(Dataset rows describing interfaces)
___

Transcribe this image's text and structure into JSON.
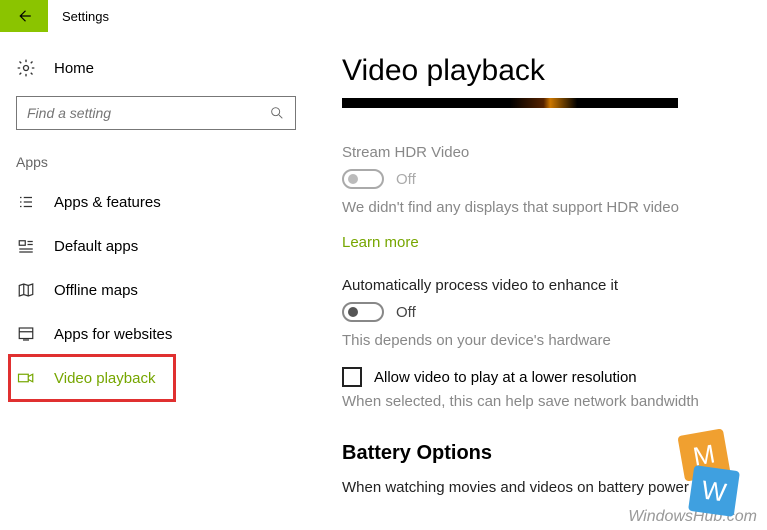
{
  "app_title": "Settings",
  "sidebar": {
    "home": "Home",
    "search_placeholder": "Find a setting",
    "category": "Apps",
    "items": [
      {
        "label": "Apps & features"
      },
      {
        "label": "Default apps"
      },
      {
        "label": "Offline maps"
      },
      {
        "label": "Apps for websites"
      },
      {
        "label": "Video playback"
      }
    ]
  },
  "main": {
    "title": "Video playback",
    "hdr": {
      "label": "Stream HDR Video",
      "state": "Off",
      "helper": "We didn't find any displays that support HDR video",
      "learn_more": "Learn more"
    },
    "auto": {
      "label": "Automatically process video to enhance it",
      "state": "Off",
      "helper": "This depends on your device's hardware"
    },
    "lowres": {
      "label": "Allow video to play at a lower resolution",
      "helper": "When selected, this can help save network bandwidth"
    },
    "battery": {
      "heading": "Battery Options",
      "text": "When watching movies and videos on battery power"
    }
  },
  "watermark": "WindowsHub.com"
}
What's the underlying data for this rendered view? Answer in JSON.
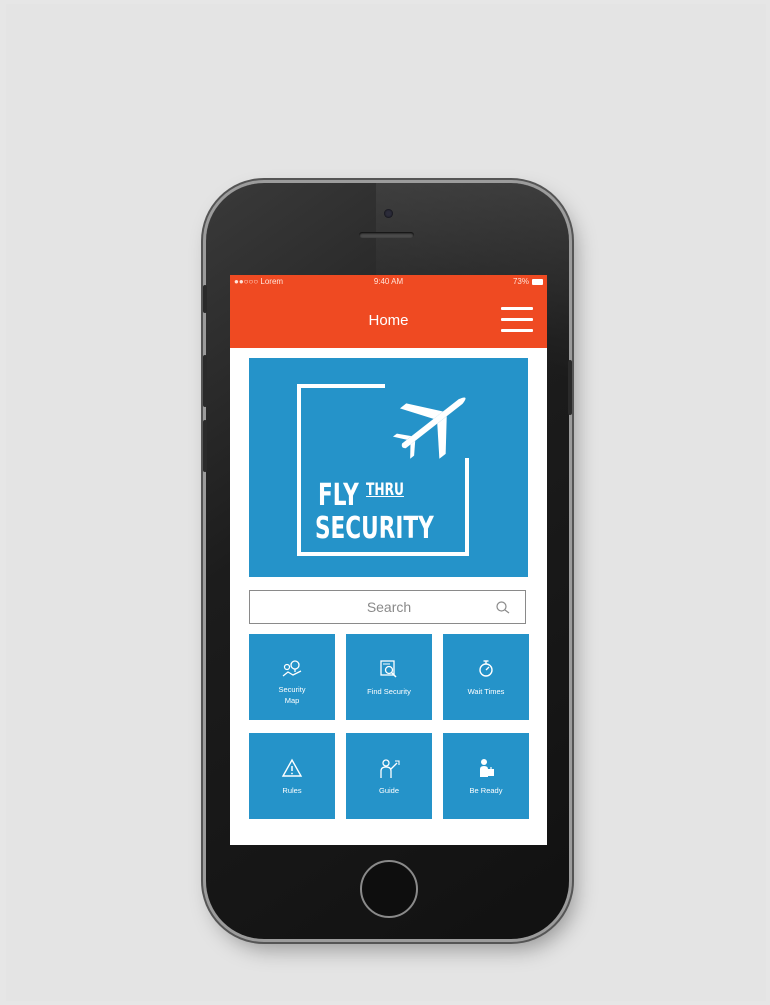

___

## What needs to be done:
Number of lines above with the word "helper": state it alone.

## Solution for this problem:
3